The Sonke CHANGE trial found that the most significant cause of men’s violence towards women in the township was “inequitable and harmful gender norms that grant men a sense of permission to use violence against women”.
For instance, one out of three men in the survey believe wives should not be able to refuse sex, more than half expect their partner to agree to sex when the man wants it and most believe they have the right to control the clothes a woman wears, the friends she sees or where she goes.
Controlling a partner doubled the odds that men used violence in the past year.
A troubled past, a troubled future
Childhood trauma was closely associated with men becoming abusers: 85% of the men who had raped or beaten a woman had been physically or sexually abused themselves as children. Men who had experienced child abuse were five times more likely to use violence against a woman.
“Children exposed to this violence in the home and community are far more likely to themselves become involved in violence later in life – boys as perpetrators and girls as victims – and are at increased risk of experiencing a host of other social problems, including psychological distress, alcohol abuse, poor school performance and increased involvement in crime, including interpersonal violence,” the researchers said.

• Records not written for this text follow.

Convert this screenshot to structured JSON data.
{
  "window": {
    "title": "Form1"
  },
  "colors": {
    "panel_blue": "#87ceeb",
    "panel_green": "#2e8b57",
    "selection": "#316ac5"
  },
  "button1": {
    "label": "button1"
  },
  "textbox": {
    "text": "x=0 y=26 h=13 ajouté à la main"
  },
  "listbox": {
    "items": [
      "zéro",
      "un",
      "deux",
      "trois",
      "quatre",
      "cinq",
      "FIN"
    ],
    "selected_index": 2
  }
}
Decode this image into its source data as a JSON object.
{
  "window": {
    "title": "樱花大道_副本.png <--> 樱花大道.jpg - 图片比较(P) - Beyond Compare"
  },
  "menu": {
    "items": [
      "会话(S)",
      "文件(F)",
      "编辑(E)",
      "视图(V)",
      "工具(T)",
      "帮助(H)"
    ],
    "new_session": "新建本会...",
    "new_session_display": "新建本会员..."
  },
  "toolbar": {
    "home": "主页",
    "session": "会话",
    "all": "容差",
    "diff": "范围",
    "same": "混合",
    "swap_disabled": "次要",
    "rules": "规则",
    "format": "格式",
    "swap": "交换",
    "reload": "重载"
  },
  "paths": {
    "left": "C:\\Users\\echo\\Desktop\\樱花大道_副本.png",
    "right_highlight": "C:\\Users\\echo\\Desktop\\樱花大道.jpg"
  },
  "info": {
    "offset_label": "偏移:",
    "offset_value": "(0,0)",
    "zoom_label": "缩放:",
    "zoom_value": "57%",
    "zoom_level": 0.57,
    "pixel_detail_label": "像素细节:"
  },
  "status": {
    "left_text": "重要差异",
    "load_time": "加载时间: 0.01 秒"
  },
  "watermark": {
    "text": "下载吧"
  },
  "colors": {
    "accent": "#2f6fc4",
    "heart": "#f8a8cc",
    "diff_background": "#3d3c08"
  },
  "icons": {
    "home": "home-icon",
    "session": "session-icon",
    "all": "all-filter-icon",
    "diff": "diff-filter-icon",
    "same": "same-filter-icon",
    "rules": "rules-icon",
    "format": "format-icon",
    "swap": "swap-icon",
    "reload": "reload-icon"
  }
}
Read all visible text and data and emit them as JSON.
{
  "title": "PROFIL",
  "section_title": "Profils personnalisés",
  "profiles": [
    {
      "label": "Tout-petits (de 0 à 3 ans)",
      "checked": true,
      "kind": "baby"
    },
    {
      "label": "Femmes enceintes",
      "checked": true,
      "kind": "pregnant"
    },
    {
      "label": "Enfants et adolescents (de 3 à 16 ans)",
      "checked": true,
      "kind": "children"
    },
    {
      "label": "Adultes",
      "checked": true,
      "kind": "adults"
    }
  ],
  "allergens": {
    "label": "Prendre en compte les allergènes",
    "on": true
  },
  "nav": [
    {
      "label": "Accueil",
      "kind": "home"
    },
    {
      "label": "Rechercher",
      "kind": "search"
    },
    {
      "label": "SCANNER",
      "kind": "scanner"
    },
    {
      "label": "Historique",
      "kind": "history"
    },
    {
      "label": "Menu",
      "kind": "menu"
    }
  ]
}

Men with signs of depression were three times as likely to be violent towards women; 49.8% of men were found to have probable depression and 50.3% probable post-traumatic stress disorder.
Yet, the Sonke CHANGE trial researchers pointed out that “there are no public mental health services available in Diepsloot to address the mental health consequences of such widespread exposure to generalised violence”.
According to Brown Lekekela, who runs Green Door, the two local clinics don’t stock rape kits and there is no nearby government hospital that offers rape counselling services.
The nearest Thuthuzela Care Centre – a one-stop, government-run service offering rape care – is at Tembisa Hospital about 30km away. “This means rape victims are forced to travel long distances to access post-rape care or to attend court cases,” the researchers said.
The only other available counselling services are those offered by the police and non-governmental organisations. The Gauteng health department had not responded to questions about the lack of services at the time of publication.
Alcohol plays a huge part in exacerbating violence against women. Problem drinking – binge or frequent drinking that interferes with daily life – increased men’s abuse of women by 50%. Three-quarters of the men in the study reported problem drinking. That rate is about six and a half times higher than the national alcohol abuse rate of 11.4%, as reported by the South African Stress and Health survey published in the South African Medical Journal in 2009.
“Men arrive in Diepsloot with a history of violence and abuse in both their childhood and adulthood … the mental health burden on this community is therefore incredibly high,” Hatcher said. “Alcohol is an important self-medication mechanism, a way to ‘take away’ some of these burdens and cares that have really never been addressed by our society. But the problem with alcohol is that it leads to more problems, such as increased episodes of violence.”
The survey showed that men who had a matric qualification, were older than the average participant age of 27 and were employed, were less likely to be violent towards women. Having food security, which is when a household has access to the food needed for a healthy life for all its members, reduced the odds of violence by 40%.
Hatcher said: “When men feel active and productive, and when they’re able to have certainty in their lives about their daily needs, they’re likely to use violence less to prove their manhood.”